- _Provided data_:
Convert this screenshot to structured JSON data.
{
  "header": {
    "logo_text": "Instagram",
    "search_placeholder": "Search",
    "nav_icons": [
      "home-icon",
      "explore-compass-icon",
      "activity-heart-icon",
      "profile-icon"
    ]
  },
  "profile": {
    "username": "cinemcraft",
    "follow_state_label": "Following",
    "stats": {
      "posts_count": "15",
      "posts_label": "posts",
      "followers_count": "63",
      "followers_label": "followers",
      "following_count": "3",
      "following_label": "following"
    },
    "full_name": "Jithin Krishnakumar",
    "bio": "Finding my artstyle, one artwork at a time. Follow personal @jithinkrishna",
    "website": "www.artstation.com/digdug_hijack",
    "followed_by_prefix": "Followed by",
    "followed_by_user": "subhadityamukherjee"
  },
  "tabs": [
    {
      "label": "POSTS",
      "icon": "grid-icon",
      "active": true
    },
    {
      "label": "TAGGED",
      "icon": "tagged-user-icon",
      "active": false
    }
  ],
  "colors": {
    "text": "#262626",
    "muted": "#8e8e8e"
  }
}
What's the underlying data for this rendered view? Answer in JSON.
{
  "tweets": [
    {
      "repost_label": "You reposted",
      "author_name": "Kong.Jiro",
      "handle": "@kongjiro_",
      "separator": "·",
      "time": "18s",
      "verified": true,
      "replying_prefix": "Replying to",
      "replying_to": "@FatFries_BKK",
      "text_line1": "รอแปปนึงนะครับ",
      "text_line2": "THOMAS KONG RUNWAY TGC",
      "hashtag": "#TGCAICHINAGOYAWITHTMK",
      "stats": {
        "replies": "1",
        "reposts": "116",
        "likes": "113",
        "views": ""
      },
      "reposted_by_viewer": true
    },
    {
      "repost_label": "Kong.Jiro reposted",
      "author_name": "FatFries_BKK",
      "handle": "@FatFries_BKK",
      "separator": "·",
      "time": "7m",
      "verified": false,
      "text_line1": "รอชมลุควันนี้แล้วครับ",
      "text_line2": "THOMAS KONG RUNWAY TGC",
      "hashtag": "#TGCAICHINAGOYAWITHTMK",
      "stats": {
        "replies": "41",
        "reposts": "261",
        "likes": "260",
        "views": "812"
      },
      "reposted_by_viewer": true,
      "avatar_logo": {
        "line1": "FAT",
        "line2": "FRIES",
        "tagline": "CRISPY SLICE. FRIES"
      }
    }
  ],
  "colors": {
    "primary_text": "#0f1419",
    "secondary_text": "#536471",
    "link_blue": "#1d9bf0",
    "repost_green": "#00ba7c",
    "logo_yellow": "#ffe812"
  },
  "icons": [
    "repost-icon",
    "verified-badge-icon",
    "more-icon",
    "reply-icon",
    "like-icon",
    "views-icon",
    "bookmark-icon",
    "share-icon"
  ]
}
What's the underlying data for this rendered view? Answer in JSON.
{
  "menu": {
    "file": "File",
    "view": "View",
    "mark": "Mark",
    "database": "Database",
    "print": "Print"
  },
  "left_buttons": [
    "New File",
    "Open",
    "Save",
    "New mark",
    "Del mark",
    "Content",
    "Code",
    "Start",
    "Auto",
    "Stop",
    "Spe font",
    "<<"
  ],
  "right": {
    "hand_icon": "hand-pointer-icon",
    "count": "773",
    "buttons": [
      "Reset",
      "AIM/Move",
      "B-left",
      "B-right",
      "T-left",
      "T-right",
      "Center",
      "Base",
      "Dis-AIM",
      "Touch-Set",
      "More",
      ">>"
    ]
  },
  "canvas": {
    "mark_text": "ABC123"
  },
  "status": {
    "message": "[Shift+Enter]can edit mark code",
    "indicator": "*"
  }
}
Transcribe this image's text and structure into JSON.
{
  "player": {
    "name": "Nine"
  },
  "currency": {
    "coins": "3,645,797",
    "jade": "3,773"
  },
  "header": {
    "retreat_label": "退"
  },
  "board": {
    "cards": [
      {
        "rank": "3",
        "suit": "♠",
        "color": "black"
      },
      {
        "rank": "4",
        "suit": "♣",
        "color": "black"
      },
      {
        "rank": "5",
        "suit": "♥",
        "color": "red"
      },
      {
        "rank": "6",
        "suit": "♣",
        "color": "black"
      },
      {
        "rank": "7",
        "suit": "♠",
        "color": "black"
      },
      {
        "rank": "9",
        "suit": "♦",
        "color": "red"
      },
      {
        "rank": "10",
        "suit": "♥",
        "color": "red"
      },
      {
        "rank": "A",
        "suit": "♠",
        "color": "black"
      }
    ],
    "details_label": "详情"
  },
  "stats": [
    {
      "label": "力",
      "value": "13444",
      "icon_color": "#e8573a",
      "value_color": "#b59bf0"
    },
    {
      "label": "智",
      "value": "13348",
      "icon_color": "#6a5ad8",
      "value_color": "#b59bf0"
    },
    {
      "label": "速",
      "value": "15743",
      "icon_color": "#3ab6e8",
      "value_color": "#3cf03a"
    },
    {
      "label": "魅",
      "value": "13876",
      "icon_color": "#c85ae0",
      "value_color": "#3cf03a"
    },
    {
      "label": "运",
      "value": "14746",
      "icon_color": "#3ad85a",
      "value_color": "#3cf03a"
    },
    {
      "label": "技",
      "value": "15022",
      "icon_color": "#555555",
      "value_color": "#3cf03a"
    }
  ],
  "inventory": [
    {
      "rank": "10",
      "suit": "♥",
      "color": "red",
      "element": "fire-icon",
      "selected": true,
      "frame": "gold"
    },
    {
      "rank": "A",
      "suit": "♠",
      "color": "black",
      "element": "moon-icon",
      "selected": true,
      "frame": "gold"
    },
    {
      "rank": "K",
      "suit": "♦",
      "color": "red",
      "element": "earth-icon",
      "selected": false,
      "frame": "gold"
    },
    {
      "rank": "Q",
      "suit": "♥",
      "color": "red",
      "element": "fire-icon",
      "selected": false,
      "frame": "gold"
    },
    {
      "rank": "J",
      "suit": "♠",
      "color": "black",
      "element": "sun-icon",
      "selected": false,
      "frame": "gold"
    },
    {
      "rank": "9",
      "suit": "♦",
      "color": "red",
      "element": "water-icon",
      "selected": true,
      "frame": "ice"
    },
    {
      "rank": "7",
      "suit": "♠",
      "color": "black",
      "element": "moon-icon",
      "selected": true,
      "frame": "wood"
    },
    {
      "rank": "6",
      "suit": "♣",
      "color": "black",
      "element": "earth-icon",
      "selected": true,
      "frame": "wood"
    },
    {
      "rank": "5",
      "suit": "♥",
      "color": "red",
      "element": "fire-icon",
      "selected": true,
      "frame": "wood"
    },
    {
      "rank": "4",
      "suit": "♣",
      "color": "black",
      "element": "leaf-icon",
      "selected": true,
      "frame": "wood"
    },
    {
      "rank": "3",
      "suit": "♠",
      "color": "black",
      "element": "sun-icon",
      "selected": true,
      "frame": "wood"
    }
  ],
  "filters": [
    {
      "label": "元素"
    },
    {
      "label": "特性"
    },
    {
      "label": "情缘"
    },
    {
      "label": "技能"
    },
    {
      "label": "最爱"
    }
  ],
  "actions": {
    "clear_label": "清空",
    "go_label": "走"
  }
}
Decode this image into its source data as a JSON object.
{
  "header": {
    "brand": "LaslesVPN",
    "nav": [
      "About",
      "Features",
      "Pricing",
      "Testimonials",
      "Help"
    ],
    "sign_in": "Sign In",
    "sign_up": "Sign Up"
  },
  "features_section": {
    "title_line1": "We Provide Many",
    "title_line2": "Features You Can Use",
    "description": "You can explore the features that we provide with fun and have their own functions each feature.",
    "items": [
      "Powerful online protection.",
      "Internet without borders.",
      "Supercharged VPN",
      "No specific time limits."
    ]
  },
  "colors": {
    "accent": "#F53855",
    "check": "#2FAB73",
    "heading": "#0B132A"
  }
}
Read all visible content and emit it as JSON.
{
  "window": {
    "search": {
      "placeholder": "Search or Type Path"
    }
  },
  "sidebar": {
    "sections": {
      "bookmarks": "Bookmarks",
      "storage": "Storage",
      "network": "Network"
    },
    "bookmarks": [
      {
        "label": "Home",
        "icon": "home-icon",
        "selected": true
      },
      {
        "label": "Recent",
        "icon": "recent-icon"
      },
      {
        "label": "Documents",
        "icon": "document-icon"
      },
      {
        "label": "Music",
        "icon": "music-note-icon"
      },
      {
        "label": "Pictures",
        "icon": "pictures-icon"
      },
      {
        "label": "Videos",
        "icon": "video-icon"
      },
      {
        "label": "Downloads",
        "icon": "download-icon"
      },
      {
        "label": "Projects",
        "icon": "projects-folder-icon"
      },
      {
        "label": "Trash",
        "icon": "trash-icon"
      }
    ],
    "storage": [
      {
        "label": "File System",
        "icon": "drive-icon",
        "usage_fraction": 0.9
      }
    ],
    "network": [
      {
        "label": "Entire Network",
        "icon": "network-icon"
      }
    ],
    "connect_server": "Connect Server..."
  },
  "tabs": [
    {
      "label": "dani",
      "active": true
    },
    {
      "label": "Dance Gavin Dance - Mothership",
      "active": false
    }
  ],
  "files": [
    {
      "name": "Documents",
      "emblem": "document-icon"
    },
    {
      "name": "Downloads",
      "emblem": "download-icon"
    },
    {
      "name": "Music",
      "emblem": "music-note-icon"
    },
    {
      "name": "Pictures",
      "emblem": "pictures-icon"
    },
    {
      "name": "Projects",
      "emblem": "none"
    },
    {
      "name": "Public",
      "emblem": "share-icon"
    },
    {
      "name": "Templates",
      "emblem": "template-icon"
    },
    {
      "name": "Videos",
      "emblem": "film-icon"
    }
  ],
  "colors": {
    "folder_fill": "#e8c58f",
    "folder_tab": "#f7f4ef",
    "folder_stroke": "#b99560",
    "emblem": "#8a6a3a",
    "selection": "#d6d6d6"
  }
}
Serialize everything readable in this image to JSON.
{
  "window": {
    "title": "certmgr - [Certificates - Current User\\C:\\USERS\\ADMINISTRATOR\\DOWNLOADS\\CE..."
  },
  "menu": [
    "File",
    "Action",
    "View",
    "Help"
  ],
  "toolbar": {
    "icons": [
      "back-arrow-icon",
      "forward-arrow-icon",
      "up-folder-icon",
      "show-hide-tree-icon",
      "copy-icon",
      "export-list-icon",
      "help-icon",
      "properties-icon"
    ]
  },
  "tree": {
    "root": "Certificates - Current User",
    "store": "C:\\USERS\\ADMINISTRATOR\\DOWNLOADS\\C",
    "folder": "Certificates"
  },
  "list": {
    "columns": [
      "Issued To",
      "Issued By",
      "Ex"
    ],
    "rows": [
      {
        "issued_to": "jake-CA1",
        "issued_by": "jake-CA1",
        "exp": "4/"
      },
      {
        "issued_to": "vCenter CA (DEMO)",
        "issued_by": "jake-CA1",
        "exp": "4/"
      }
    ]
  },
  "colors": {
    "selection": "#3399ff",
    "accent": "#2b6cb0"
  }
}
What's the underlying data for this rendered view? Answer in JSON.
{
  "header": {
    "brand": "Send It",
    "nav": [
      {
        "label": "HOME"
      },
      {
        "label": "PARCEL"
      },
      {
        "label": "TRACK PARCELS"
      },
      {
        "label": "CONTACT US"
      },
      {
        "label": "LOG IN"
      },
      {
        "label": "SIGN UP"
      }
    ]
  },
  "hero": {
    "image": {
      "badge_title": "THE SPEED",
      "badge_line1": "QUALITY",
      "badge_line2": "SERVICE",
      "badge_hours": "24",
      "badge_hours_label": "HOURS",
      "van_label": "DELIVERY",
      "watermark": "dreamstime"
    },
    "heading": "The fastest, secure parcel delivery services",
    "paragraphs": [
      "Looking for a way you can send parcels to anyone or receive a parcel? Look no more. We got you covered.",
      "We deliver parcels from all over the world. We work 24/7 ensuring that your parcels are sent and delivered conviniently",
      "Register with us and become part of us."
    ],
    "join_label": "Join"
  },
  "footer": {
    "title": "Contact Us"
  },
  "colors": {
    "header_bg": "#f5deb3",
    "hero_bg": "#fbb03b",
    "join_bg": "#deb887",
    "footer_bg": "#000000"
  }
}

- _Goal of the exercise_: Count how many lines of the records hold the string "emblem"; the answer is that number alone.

- _Answer space_: 9